Most of those attending the class are women, but there are also several men; the age of attendees tends toward forties and up. Since it’s outdoors, nobody wears a mask, and it’s easy to keep your distance from other dancers if that feels safer for you.
Sign up for Indy Today to receive fresh news from Independent.com, in your inbox, every morning.
Macioce plays up the sexiness of Zumba moves — hands skimming the body, pelvic thrusts, shaking the booty and various other parts of the anatomy, and I mentioned the pretend-spanking, right? But it’s all in fun, and nobody has to do anything that would make them feel uncomfortable.
Macioce also manages to sneak some serious workout moves into her choreography, like squats, high knees, and lots of lateral moves for the oblique muscles.
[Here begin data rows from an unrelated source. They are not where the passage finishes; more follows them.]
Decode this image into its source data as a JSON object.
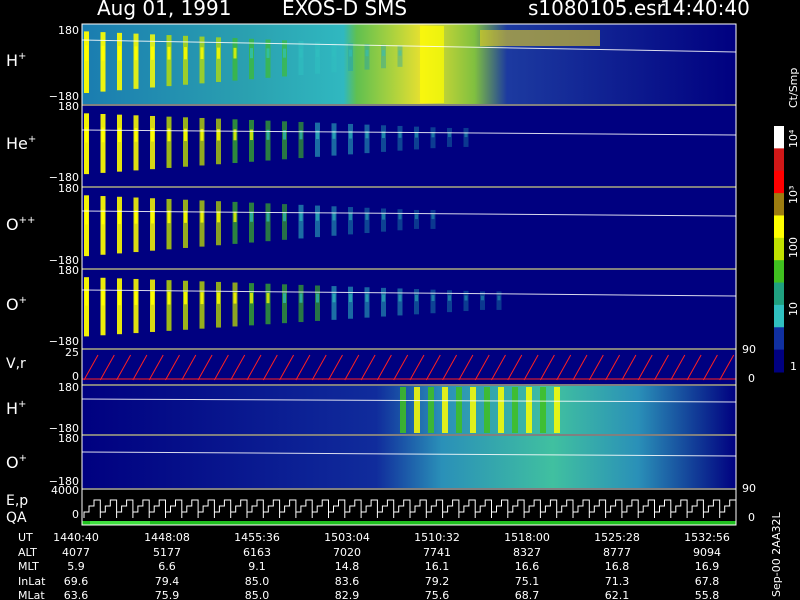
{
  "header": {
    "date": "Aug 01, 1991",
    "instrument": "EXOS-D SMS",
    "file": "s1080105.esr",
    "time": "14:40:40"
  },
  "colorbar": {
    "unit_label": "Ct/Smp",
    "ticks": [
      "10⁴",
      "10³",
      "100",
      "10",
      "1"
    ],
    "colors": [
      "#ffffff",
      "#d01818",
      "#ff0000",
      "#9c7c10",
      "#ffff00",
      "#c0e000",
      "#40c020",
      "#20a080",
      "#30c0c0",
      "#1030a0",
      "#000080"
    ]
  },
  "panels": [
    {
      "label": "H",
      "sup": "+",
      "ymax": "180",
      "ymin": "−180"
    },
    {
      "label": "He",
      "sup": "+",
      "ymax": "180",
      "ymin": "−180"
    },
    {
      "label": "O",
      "sup": "++",
      "ymax": "180",
      "ymin": "−180"
    },
    {
      "label": "O",
      "sup": "+",
      "ymax": "180",
      "ymin": "−180"
    },
    {
      "label": "V,r",
      "sup": "",
      "ymax": "25",
      "ymin": "0",
      "right_top": "90",
      "right_bottom": "0"
    },
    {
      "label": "H",
      "sup": "+",
      "ymax": "180",
      "ymin": "−180"
    },
    {
      "label": "O",
      "sup": "+",
      "ymax": "180",
      "ymin": "−180",
      "right_bottom": "90"
    },
    {
      "label": "E,p",
      "sup": "",
      "ymax": "4000",
      "ymin": "0",
      "right_bottom": "0"
    }
  ],
  "qa_label": "QA",
  "side_label": "Sep-00 2AA32L",
  "ephemeris": {
    "row_labels": [
      "UT",
      "ALT",
      "MLT",
      "InLat",
      "MLat"
    ],
    "columns": [
      [
        "1440:40",
        "4077",
        "5.9",
        "69.6",
        "63.6"
      ],
      [
        "1448:08",
        "5177",
        "6.6",
        "79.4",
        "75.9"
      ],
      [
        "1455:36",
        "6163",
        "9.1",
        "85.0",
        "85.0"
      ],
      [
        "1503:04",
        "7020",
        "14.8",
        "83.6",
        "82.9"
      ],
      [
        "1510:32",
        "7741",
        "16.1",
        "79.2",
        "75.6"
      ],
      [
        "1518:00",
        "8327",
        "16.6",
        "75.1",
        "68.7"
      ],
      [
        "1525:28",
        "8777",
        "16.8",
        "71.3",
        "62.1"
      ],
      [
        "1532:56",
        "9094",
        "16.9",
        "67.8",
        "55.8"
      ]
    ]
  },
  "chart_data": {
    "type": "heatmap",
    "title": "Aug 01, 1991   EXOS-D SMS",
    "xlabel": "UT",
    "x_ticks": [
      "1440:40",
      "1448:08",
      "1455:36",
      "1503:04",
      "1510:32",
      "1518:00",
      "1525:28",
      "1532:56"
    ],
    "color_scale": "log",
    "color_range": [
      1,
      10000
    ],
    "series": [
      {
        "name": "H+",
        "ylim": [
          -180,
          180
        ]
      },
      {
        "name": "He+",
        "ylim": [
          -180,
          180
        ]
      },
      {
        "name": "O++",
        "ylim": [
          -180,
          180
        ]
      },
      {
        "name": "O+",
        "ylim": [
          -180,
          180
        ]
      },
      {
        "name": "V,r",
        "ylim": [
          0,
          25
        ]
      },
      {
        "name": "H+",
        "ylim": [
          -180,
          180
        ]
      },
      {
        "name": "O+",
        "ylim": [
          -180,
          180
        ]
      },
      {
        "name": "E,p",
        "ylim": [
          0,
          4000
        ]
      }
    ]
  }
}
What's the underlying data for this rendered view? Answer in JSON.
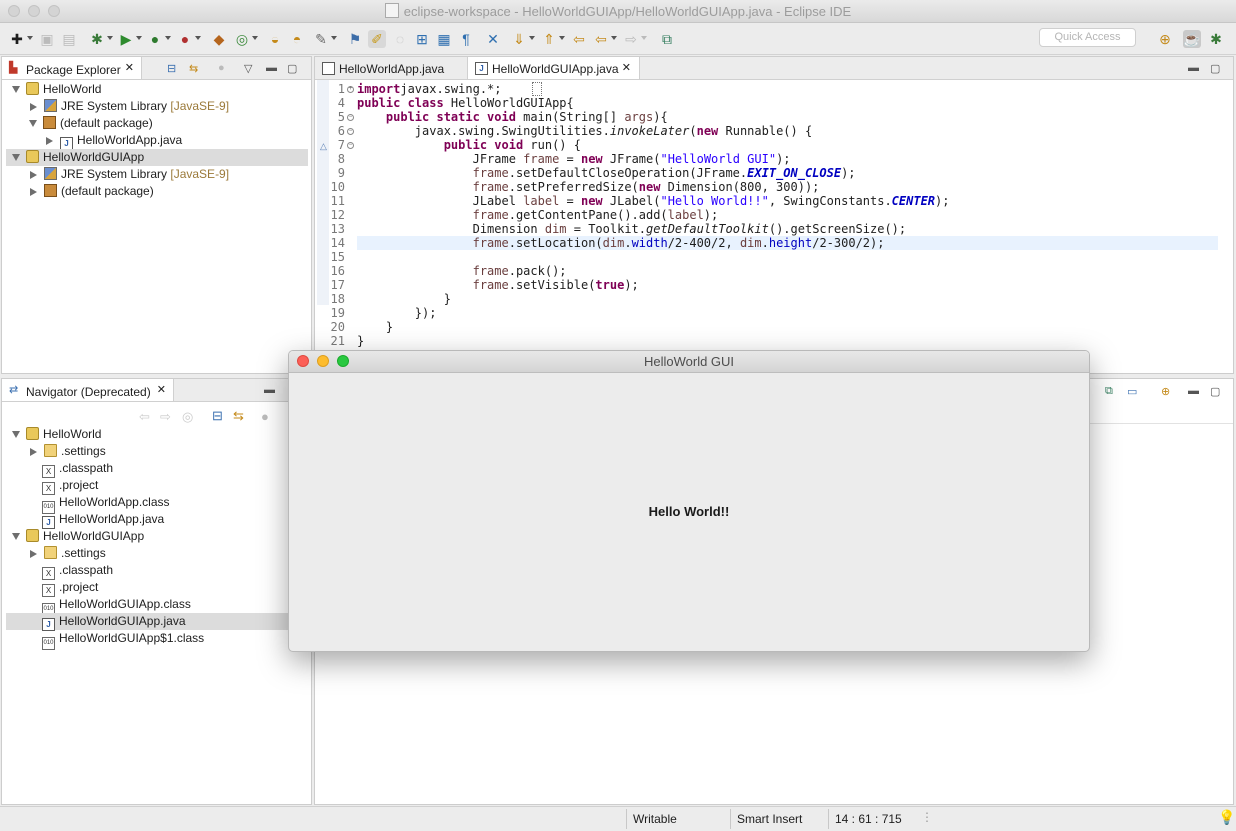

Chalk this up to her training in capoeira, the Brazilian martial art that she describes as “beautiful, full of acrobatics, kicks, and dodges.”
Of course, all of these moves are much safer — and easier on the joints — on the new floor. Although one dancer I talked to expressed disappointment that the dance surface is not simply wood, she acknowledged that it’s a huge improvement over both the old stage and the nearby concrete surface the class danced on during the months the stage was being renovated.
Dancing in the park makes you feel like part of a larger creative community. On one recent Monday in the parking lot near the dance stage, a trio of women draped in veils in vivid shades of violet and emerald rehearsed Middle Eastern dance, while a couple of other women played their djembe drums. On another evening, a group that was headed to Burning Man gathered to practice twirling (unignited) batons and hoops, in preparation for a flaming performance at the desert festival.
“Dancing just brings me so much joy,” says Macioce. “I love to share that in Zumba!”
Oak Park Zumba classes are at Mon. and Wed., 5:30 p.m., and Sat., 10:30 a.m. Donation recommended (cash or Venmo). Wear sunscreen and a hat.